**Try it:**
Look for "home" in each line of the entries, and return the matching lines.

********

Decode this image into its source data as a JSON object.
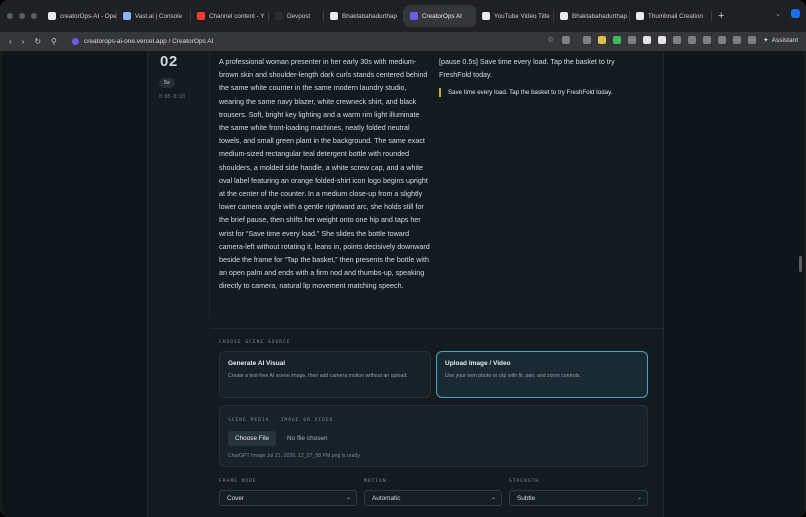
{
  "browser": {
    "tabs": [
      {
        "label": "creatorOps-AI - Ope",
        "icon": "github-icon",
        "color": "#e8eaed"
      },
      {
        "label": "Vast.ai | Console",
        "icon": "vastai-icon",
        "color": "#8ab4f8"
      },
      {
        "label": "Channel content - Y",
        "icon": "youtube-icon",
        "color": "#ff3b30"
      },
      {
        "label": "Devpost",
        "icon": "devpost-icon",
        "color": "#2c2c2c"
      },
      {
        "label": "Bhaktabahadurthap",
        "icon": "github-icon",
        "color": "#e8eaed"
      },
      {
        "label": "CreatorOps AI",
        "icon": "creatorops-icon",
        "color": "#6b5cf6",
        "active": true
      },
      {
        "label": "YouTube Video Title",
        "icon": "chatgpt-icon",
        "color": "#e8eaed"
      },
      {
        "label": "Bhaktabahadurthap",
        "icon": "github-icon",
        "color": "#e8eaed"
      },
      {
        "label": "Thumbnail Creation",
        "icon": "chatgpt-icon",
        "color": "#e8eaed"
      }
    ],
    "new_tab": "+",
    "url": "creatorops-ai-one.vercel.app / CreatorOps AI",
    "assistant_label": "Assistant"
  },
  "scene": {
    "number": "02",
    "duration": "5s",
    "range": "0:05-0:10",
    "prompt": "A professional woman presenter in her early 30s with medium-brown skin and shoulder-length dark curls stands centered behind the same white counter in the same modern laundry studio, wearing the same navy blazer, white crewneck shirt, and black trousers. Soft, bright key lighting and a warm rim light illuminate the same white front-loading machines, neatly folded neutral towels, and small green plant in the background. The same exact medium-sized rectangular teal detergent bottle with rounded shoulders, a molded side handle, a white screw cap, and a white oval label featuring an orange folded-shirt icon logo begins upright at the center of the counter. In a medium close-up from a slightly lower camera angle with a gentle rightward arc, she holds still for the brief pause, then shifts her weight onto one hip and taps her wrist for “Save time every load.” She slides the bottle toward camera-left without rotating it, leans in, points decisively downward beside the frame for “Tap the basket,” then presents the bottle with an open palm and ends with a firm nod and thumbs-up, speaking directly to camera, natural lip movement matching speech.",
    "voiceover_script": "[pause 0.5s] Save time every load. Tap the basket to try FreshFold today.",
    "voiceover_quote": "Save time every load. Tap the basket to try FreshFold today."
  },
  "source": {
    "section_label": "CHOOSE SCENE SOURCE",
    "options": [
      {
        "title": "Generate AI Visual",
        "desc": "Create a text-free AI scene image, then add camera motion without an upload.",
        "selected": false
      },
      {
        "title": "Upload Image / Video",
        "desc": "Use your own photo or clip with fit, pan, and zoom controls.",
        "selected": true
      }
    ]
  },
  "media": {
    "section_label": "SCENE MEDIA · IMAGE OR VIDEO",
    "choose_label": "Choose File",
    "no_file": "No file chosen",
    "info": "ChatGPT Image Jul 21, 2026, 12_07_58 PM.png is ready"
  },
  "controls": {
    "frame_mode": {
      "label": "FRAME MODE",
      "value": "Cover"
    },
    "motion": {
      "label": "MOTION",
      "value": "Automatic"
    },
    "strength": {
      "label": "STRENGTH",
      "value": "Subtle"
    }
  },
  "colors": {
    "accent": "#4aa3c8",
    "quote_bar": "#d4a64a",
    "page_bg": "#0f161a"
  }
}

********

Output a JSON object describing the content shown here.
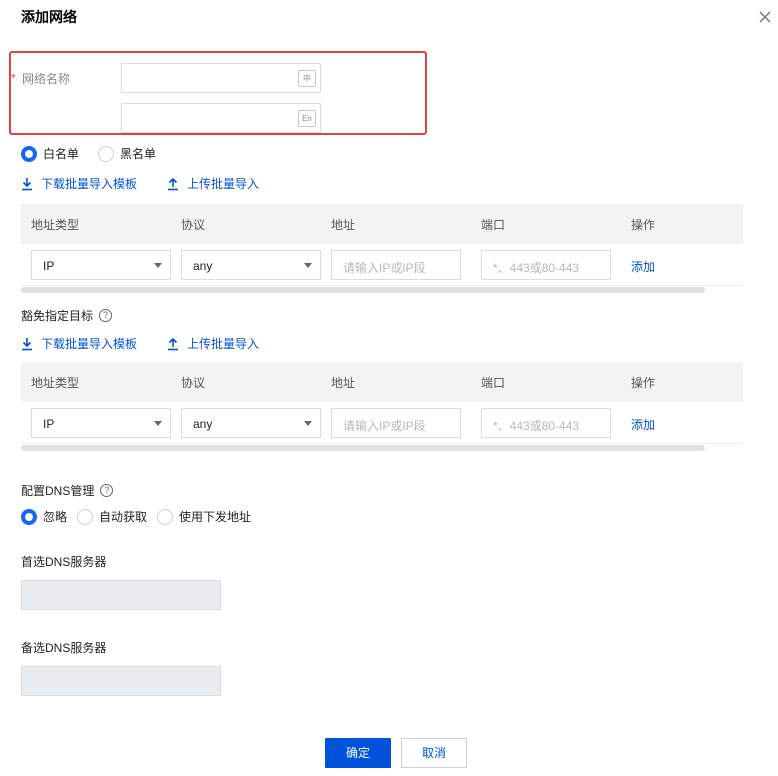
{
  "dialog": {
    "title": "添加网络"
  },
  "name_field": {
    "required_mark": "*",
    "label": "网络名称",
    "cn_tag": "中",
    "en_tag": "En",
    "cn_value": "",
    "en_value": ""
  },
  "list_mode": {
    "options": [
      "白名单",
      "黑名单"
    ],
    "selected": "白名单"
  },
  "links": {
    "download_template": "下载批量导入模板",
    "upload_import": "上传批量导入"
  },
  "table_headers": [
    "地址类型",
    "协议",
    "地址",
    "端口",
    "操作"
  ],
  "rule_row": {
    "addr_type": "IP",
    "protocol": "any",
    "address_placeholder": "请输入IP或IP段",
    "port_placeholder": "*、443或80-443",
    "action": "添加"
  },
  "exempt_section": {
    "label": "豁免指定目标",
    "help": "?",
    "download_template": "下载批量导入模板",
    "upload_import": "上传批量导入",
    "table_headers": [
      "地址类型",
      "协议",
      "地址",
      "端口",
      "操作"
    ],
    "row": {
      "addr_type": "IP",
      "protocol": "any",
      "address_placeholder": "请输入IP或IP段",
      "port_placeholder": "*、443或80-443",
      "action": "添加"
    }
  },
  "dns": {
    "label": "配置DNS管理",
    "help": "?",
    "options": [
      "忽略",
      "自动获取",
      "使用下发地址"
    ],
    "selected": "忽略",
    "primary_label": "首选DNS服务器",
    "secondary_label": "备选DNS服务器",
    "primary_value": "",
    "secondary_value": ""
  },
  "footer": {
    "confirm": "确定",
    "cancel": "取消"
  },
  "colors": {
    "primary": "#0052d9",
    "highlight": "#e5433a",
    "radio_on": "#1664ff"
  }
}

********

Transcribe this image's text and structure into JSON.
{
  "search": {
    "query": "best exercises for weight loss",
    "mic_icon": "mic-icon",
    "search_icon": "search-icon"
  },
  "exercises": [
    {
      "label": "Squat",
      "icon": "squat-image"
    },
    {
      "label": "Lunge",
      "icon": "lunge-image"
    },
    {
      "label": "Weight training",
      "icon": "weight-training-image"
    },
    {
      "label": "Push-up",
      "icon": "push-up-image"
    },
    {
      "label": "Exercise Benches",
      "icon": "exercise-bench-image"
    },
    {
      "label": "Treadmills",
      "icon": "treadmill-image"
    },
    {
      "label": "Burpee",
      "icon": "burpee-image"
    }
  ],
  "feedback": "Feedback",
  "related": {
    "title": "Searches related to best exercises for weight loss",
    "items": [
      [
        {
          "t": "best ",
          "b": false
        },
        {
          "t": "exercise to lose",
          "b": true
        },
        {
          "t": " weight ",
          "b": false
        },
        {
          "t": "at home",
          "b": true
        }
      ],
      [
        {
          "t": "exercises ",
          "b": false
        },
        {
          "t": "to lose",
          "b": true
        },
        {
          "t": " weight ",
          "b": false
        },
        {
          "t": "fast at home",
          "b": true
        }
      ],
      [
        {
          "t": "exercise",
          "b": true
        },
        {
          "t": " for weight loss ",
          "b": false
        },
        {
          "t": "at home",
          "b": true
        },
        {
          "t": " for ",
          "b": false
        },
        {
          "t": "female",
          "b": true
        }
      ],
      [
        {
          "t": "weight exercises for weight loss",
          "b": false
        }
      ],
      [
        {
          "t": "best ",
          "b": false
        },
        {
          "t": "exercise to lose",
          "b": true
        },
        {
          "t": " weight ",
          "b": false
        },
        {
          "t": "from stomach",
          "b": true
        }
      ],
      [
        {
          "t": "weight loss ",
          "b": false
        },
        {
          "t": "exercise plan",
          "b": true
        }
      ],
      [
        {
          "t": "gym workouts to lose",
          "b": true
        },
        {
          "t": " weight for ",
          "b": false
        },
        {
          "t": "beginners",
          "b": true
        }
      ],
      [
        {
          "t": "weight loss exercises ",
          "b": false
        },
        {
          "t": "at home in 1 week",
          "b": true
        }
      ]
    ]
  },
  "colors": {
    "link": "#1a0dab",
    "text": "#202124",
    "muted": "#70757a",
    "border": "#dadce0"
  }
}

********

**Result of the exercise:**
          "t": "at home",
          "t": "fast at home",
          "t": "at home",
          "t": "at home in 1 week",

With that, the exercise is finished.